Under the new legislation, employers with over 50 employees are required to negotiate the expectations surrounding their smartphone use outside of work. The move is aimed at preventing an unpaid ‘always-on’ culture, which often leads to heightened anxiety and burnout in employees.
1 – Lets talk numbers
Employers who are unable to come to an agreement with employees will be required to publish a charter outlining the rights and expectations of employees outside of work hours.
French business management consultancy group, ELEAS, report that in 2016 around 37% of the nation’s employees admitted to using their phone outside of working hours for work purposes on a daily basis, while 12% admitted to being burnt out.
2 – Lets look to studies.
German company, Volkswagen, has long been the poster child for promoting employee work life balance by forcing its employees to disconnect from work. It is reported that between the hours of 6:15pm and 7:15am on weekdays, and on all weekends, email servers are disabled on employee smart phones.

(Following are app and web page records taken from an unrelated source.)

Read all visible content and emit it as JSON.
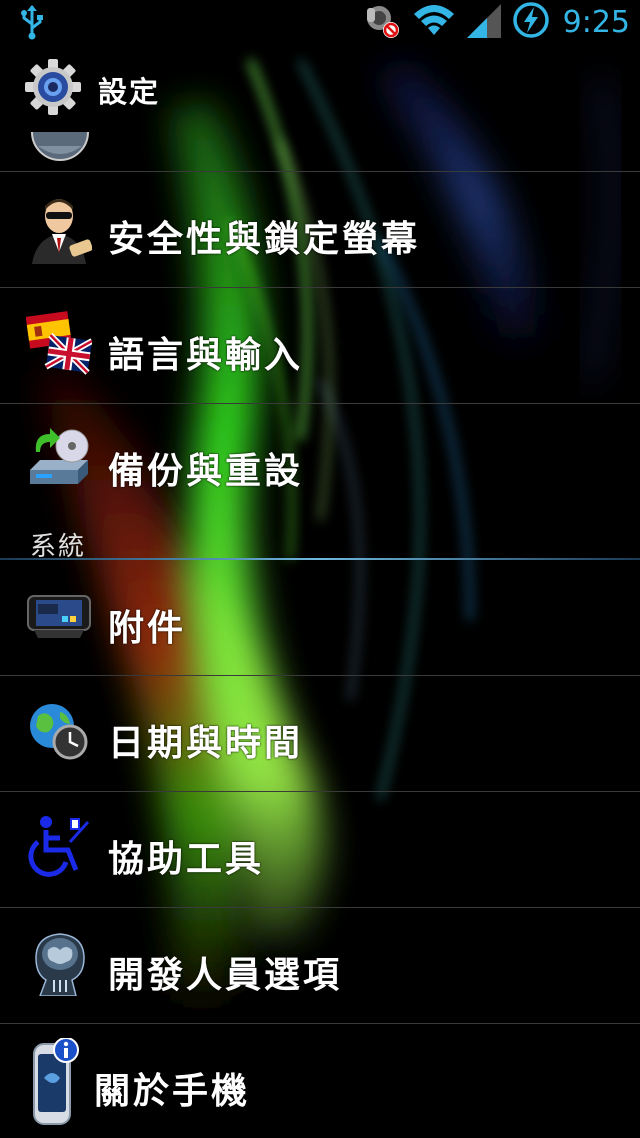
{
  "status_bar": {
    "time": "9:25",
    "icons": [
      "usb-icon",
      "do-not-disturb-icon",
      "wifi-icon",
      "signal-icon",
      "battery-charging-icon"
    ],
    "accent_color": "#33b5e5"
  },
  "action_bar": {
    "title": "設定",
    "icon": "gear-icon"
  },
  "list": {
    "partial_item_icon": "globe-icon",
    "items_top": [
      {
        "label": "安全性與鎖定螢幕",
        "icon": "security-agent-icon"
      },
      {
        "label": "語言與輸入",
        "icon": "language-flags-icon"
      },
      {
        "label": "備份與重設",
        "icon": "backup-disc-icon"
      }
    ],
    "section_header": "系統",
    "items_bottom": [
      {
        "label": "附件",
        "icon": "phone-dock-icon"
      },
      {
        "label": "日期與時間",
        "icon": "globe-clock-icon"
      },
      {
        "label": "協助工具",
        "icon": "accessibility-wheelchair-icon"
      },
      {
        "label": "開發人員選項",
        "icon": "xray-head-icon"
      },
      {
        "label": "關於手機",
        "icon": "phone-info-icon"
      }
    ]
  }
}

Even without these new measures, French laws appear to be more geared to promoting work life balance than Australia’s existing law. In Australia, the working week is capped at 38 hours, plus reasonable overtime. However a report from 2009 found that the average working week for Australians was 44 hours, with one in five Australians working over 50 hours a week. In 2016, the Australia Institute stated that Australians were owed $110 billion in unpaid overtime every year. To date Australia’s Fair Work Ombudsman has agreed that 40 hours a week includes reasonable overtime, however they are yet to definitively define what would be considered unreasonable.
In contrast, France moved to reduce its working week from 39 to 35 hours in 2002, with some exceptions as to overtime. The reduction was not only aimed at improving employees’ quality of life, but also at increasing the number of jobs available through increased availability of job sharing roles. The drop was effective in reducing the average employee’s weekly hours of work, and has correlated with an increase in wages (Estevão & Sá, 2008). What’s more, France has sustained strong productivity growth since the change has been implemented (Hornberg, 2014).
3 – French ideals could work.
Not all employees are happy with the seemingly employee-friendly French approach. A study conducted in 2008 found that men, particularly in high paying managerial roles, tended to be dissatisfied with shorter working hours, while the higher pay that women received, the higher their satisfaction with reduced hours was (Estevão & Sá, 2008). Dissatisfaction with shorter hours was thought to be linked with the administrative burden associated with fewer hours, and perceived drops to quality of work.
As the law in France regarding employees’ ‘right to switch off’ has only been in place for 33 days, its impact on employee wellbeing and productivity remains to be seen. Unlike the 35-hour work-week, employees are provided with the opportunity to negotiate smart phone use outside of work. This may alleviate stress for workers who are sceptical of the effect such law might have on their quality of work, or those who value access to a flexible work schedule.
In the meantime, Australians continue to face with long overtime hours, work burn out, and increasing stress-related absences. In light of this, it may be time that we took a page out of France’s book and had a break.